◆ TASK BRIEF
Keep each line of the material that includes "sesuai", and leave out the rest.

◆ DATA SHOWN
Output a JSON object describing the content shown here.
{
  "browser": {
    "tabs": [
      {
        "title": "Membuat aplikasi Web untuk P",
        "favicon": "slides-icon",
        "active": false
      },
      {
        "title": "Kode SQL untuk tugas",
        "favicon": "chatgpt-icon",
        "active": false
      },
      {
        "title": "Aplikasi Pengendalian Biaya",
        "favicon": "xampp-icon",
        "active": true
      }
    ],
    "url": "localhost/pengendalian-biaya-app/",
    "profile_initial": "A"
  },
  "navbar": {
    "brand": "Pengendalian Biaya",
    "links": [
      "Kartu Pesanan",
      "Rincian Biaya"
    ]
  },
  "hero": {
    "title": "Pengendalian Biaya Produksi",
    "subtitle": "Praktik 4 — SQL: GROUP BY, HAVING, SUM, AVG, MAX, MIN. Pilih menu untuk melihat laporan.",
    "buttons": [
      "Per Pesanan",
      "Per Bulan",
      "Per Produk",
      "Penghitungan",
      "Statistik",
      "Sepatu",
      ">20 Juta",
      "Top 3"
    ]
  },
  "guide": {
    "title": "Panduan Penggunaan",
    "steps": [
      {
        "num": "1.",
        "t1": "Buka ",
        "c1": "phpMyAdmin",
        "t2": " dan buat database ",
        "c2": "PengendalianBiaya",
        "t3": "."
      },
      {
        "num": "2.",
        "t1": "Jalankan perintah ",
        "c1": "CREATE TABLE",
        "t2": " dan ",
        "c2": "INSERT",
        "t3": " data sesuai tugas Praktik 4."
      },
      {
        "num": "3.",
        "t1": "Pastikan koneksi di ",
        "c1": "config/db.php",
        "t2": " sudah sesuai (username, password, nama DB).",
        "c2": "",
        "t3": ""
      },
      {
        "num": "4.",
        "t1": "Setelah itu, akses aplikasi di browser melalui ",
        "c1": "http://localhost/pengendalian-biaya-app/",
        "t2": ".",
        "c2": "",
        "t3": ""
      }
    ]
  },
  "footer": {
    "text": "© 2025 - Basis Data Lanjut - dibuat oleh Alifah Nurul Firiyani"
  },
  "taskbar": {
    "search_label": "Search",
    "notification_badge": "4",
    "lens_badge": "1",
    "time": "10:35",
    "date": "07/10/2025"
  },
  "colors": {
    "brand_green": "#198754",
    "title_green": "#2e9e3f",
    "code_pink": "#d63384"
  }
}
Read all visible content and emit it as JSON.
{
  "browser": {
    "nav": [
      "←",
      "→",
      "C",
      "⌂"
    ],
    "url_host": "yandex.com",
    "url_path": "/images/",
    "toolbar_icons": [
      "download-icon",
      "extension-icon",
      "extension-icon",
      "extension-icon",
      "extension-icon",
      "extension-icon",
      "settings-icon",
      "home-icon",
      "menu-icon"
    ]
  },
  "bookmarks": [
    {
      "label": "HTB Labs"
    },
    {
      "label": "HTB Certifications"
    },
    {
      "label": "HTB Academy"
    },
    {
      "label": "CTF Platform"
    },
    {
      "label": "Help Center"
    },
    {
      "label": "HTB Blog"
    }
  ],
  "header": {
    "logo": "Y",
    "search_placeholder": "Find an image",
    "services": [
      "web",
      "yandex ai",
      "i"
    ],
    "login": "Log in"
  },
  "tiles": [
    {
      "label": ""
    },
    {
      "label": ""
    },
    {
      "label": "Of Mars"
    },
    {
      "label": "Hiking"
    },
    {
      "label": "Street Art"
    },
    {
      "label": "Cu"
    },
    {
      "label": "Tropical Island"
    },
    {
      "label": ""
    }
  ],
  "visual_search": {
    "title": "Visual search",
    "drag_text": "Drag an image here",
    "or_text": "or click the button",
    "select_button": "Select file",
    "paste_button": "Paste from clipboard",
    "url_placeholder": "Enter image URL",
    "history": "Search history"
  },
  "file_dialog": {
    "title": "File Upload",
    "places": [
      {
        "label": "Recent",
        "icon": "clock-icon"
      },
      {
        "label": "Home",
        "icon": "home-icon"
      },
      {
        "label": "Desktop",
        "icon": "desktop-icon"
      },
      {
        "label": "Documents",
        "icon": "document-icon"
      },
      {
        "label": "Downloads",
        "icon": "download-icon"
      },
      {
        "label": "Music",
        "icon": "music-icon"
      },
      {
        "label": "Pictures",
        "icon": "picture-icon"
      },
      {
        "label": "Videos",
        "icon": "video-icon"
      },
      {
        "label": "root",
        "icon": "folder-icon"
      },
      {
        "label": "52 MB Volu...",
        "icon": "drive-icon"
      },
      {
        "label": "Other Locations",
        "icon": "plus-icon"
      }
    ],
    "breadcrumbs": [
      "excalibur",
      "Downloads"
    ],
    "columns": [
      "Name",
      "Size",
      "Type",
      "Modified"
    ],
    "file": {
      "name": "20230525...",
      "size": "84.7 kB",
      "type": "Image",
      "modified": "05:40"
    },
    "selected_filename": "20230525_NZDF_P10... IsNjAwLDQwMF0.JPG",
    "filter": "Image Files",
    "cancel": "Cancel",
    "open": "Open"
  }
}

◆ RESPONSE FOR THIS EXERCISE
        "t3": " data sesuai tugas Praktik 4."
        "t2": " sudah sesuai (username, password, nama DB).",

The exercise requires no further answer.